What you are asked to do :: Write the records out again exactly as they read, dropping any picture they hold.

————

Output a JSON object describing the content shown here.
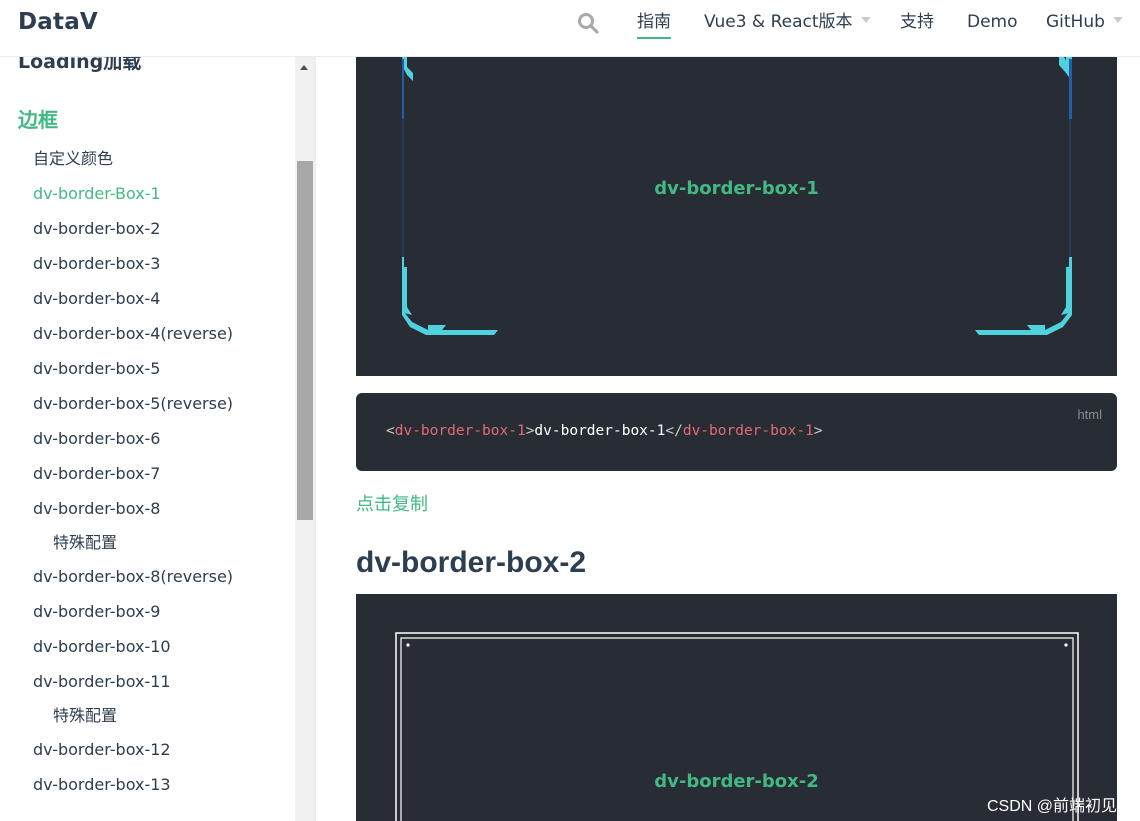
{
  "header": {
    "logo": "DataV",
    "nav": [
      {
        "label": "指南",
        "active": true
      },
      {
        "label": "Vue3 & React版本",
        "dropdown": true
      },
      {
        "label": "支持"
      },
      {
        "label": "Demo"
      },
      {
        "label": "GitHub",
        "dropdown": true
      }
    ]
  },
  "sidebar": {
    "cut_title": "Loading加载",
    "heading": "边框",
    "items": [
      {
        "label": "自定义颜色"
      },
      {
        "label": "dv-border-Box-1",
        "active": true
      },
      {
        "label": "dv-border-box-2"
      },
      {
        "label": "dv-border-box-3"
      },
      {
        "label": "dv-border-box-4"
      },
      {
        "label": "dv-border-box-4(reverse)"
      },
      {
        "label": "dv-border-box-5"
      },
      {
        "label": "dv-border-box-5(reverse)"
      },
      {
        "label": "dv-border-box-6"
      },
      {
        "label": "dv-border-box-7"
      },
      {
        "label": "dv-border-box-8"
      },
      {
        "label": "特殊配置",
        "sub": true
      },
      {
        "label": "dv-border-box-8(reverse)"
      },
      {
        "label": "dv-border-box-9"
      },
      {
        "label": "dv-border-box-10"
      },
      {
        "label": "dv-border-box-11"
      },
      {
        "label": "特殊配置",
        "sub": true
      },
      {
        "label": "dv-border-box-12"
      },
      {
        "label": "dv-border-box-13"
      }
    ]
  },
  "main": {
    "demo1_text": "dv-border-box-1",
    "code": {
      "lang": "html",
      "open_lt": "<",
      "open_tag": "dv-border-box-1",
      "open_gt": ">",
      "content": "dv-border-box-1",
      "close_lt": "</",
      "close_tag": "dv-border-box-1",
      "close_gt": ">"
    },
    "copy_label": "点击复制",
    "section2_title": "dv-border-box-2",
    "demo2_text": "dv-border-box-2"
  },
  "watermark": "CSDN @前端初见",
  "colors": {
    "accent": "#42b983",
    "text": "#2c3e50",
    "dark_bg": "#282c34",
    "border_box1": "#4fd2dd",
    "border_box1_alt": "#235fa7",
    "code_tag": "#e06c75"
  }
}
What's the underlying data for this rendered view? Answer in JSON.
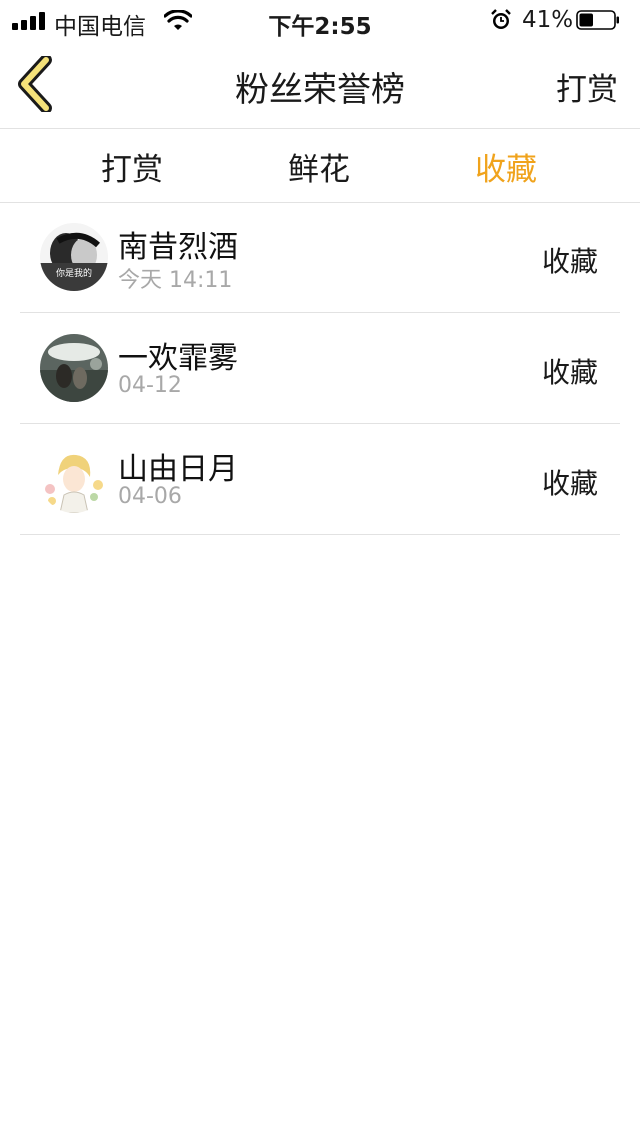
{
  "status_bar": {
    "carrier": "中国电信",
    "time": "下午2:55",
    "battery_percent": "41%",
    "battery_level": 0.41,
    "icons": [
      "signal-icon",
      "wifi-icon",
      "alarm-icon",
      "battery-icon"
    ]
  },
  "navbar": {
    "back_icon": "chevron-left-icon",
    "title": "粉丝荣誉榜",
    "right_label": "打赏"
  },
  "tabs": [
    {
      "label": "打赏",
      "active": false
    },
    {
      "label": "鲜花",
      "active": false
    },
    {
      "label": "收藏",
      "active": true
    }
  ],
  "colors": {
    "accent": "#f0a31c",
    "back_icon_fill": "#f5e27a",
    "divider": "#e2e2e2",
    "secondary_text": "#a8a8a8"
  },
  "fans": [
    {
      "name": "南昔烈酒",
      "date": "今天 14:11",
      "action": "收藏",
      "avatar_caption": "你是我的"
    },
    {
      "name": "一欢霏雾",
      "date": "04-12",
      "action": "收藏"
    },
    {
      "name": "山由日月",
      "date": "04-06",
      "action": "收藏"
    }
  ]
}
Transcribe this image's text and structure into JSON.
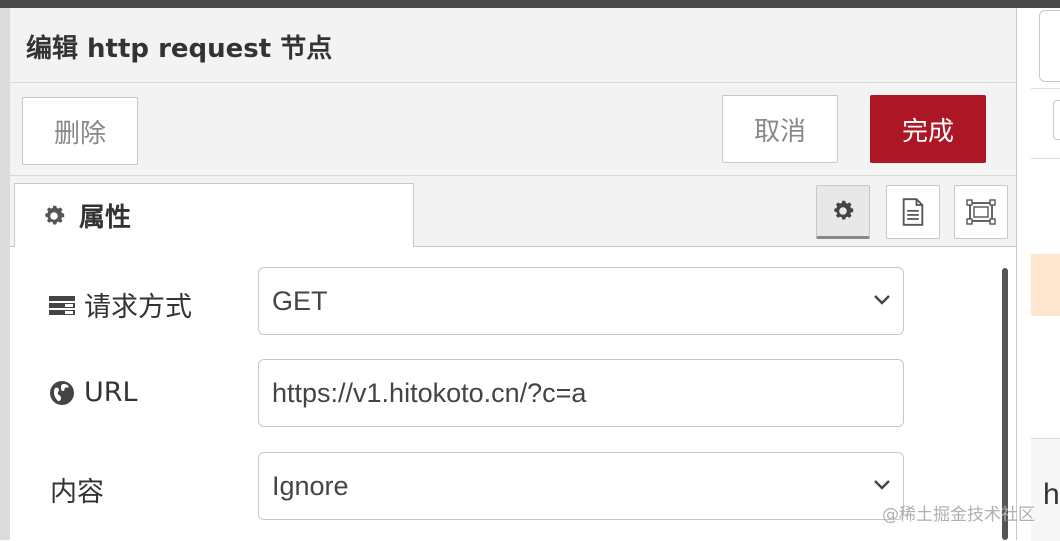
{
  "tray": {
    "title": "编辑 http request 节点"
  },
  "toolbar": {
    "delete_label": "删除",
    "cancel_label": "取消",
    "done_label": "完成"
  },
  "tabs": [
    {
      "label": "属性",
      "icon": "gear-icon"
    }
  ],
  "tab_tools": [
    {
      "name": "node-settings",
      "icon": "gear-icon",
      "active": true
    },
    {
      "name": "node-description",
      "icon": "document-icon"
    },
    {
      "name": "node-appearance",
      "icon": "frame-icon"
    }
  ],
  "form": {
    "method": {
      "label": "请求方式",
      "icon": "list-icon",
      "value": "GET"
    },
    "url": {
      "label": "URL",
      "icon": "globe-icon",
      "value": "https://v1.hitokoto.cn/?c=a"
    },
    "payload": {
      "label": "内容",
      "value": "Ignore"
    }
  },
  "right_panel": {
    "partial_text": "h"
  },
  "watermark": "@稀土掘金技术社区",
  "colors": {
    "done_button": "#ad1625",
    "panel_bg": "#f3f3f3",
    "highlight": "#fde8cf"
  }
}
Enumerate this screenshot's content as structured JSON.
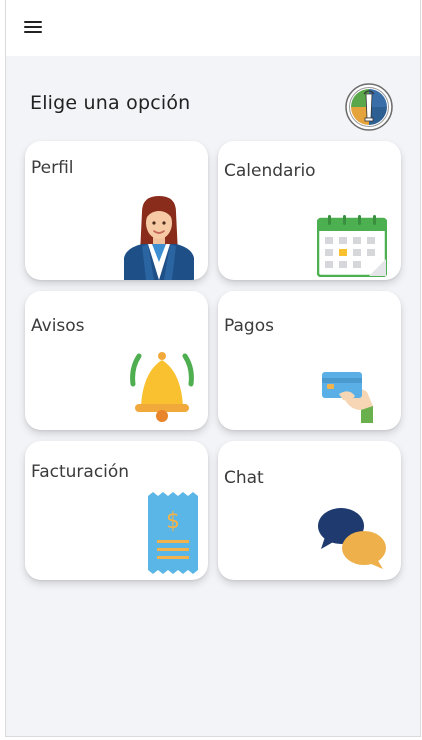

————

Written response ::
Output a JSON object describing the content shown here.
{
  "header": {
    "logo": "DataV",
    "nav": [
      {
        "label": "指南",
        "active": true
      },
      {
        "label": "Vue3 & React版本",
        "dropdown": true
      },
      {
        "label": "支持"
      },
      {
        "label": "Demo"
      },
      {
        "label": "GitHub",
        "dropdown": true
      }
    ]
  },
  "sidebar": {
    "cut_title": "Loading加载",
    "heading": "边框",
    "items": [
      {
        "label": "自定义颜色"
      },
      {
        "label": "dv-border-Box-1",
        "active": true
      },
      {
        "label": "dv-border-box-2"
      },
      {
        "label": "dv-border-box-3"
      },
      {
        "label": "dv-border-box-4"
      },
      {
        "label": "dv-border-box-4(reverse)"
      },
      {
        "label": "dv-border-box-5"
      },
      {
        "label": "dv-border-box-5(reverse)"
      },
      {
        "label": "dv-border-box-6"
      },
      {
        "label": "dv-border-box-7"
      },
      {
        "label": "dv-border-box-8"
      },
      {
        "label": "特殊配置",
        "sub": true
      },
      {
        "label": "dv-border-box-8(reverse)"
      },
      {
        "label": "dv-border-box-9"
      },
      {
        "label": "dv-border-box-10"
      },
      {
        "label": "dv-border-box-11"
      },
      {
        "label": "特殊配置",
        "sub": true
      },
      {
        "label": "dv-border-box-12"
      },
      {
        "label": "dv-border-box-13"
      }
    ]
  },
  "main": {
    "demo1_text": "dv-border-box-1",
    "code": {
      "lang": "html",
      "open_lt": "<",
      "open_tag": "dv-border-box-1",
      "open_gt": ">",
      "content": "dv-border-box-1",
      "close_lt": "</",
      "close_tag": "dv-border-box-1",
      "close_gt": ">"
    },
    "copy_label": "点击复制",
    "section2_title": "dv-border-box-2",
    "demo2_text": "dv-border-box-2"
  },
  "watermark": "CSDN @前端初见",
  "colors": {
    "accent": "#42b983",
    "text": "#2c3e50",
    "dark_bg": "#282c34",
    "border_box1": "#4fd2dd",
    "border_box1_alt": "#235fa7",
    "code_tag": "#e06c75"
  }
}
What's the underlying data for this rendered view? Answer in JSON.
{
  "status_bar": {
    "carrier": "中国电信",
    "time": "下午2:55",
    "battery_percent": "41%",
    "battery_level": 0.41,
    "icons": [
      "signal-icon",
      "wifi-icon",
      "alarm-icon",
      "battery-icon"
    ]
  },
  "navbar": {
    "back_icon": "chevron-left-icon",
    "title": "粉丝荣誉榜",
    "right_label": "打赏"
  },
  "tabs": [
    {
      "label": "打赏",
      "active": false
    },
    {
      "label": "鲜花",
      "active": false
    },
    {
      "label": "收藏",
      "active": true
    }
  ],
  "colors": {
    "accent": "#f0a31c",
    "back_icon_fill": "#f5e27a",
    "divider": "#e2e2e2",
    "secondary_text": "#a8a8a8"
  },
  "fans": [
    {
      "name": "南昔烈酒",
      "date": "今天 14:11",
      "action": "收藏",
      "avatar_caption": "你是我的"
    },
    {
      "name": "一欢霏雾",
      "date": "04-12",
      "action": "收藏"
    },
    {
      "name": "山由日月",
      "date": "04-06",
      "action": "收藏"
    }
  ]
}
Transcribe this image's text and structure into JSON.
{
  "tray": {
    "title": "编辑 http request 节点"
  },
  "toolbar": {
    "delete_label": "删除",
    "cancel_label": "取消",
    "done_label": "完成"
  },
  "tabs": [
    {
      "label": "属性",
      "icon": "gear-icon"
    }
  ],
  "tab_tools": [
    {
      "name": "node-settings",
      "icon": "gear-icon",
      "active": true
    },
    {
      "name": "node-description",
      "icon": "document-icon"
    },
    {
      "name": "node-appearance",
      "icon": "frame-icon"
    }
  ],
  "form": {
    "method": {
      "label": "请求方式",
      "icon": "list-icon",
      "value": "GET"
    },
    "url": {
      "label": "URL",
      "icon": "globe-icon",
      "value": "https://v1.hitokoto.cn/?c=a"
    },
    "payload": {
      "label": "内容",
      "value": "Ignore"
    }
  },
  "right_panel": {
    "partial_text": "h"
  },
  "watermark": "@稀土掘金技术社区",
  "colors": {
    "done_button": "#ad1625",
    "panel_bg": "#f3f3f3",
    "highlight": "#fde8cf"
  }
}
Enumerate this screenshot's content as structured JSON.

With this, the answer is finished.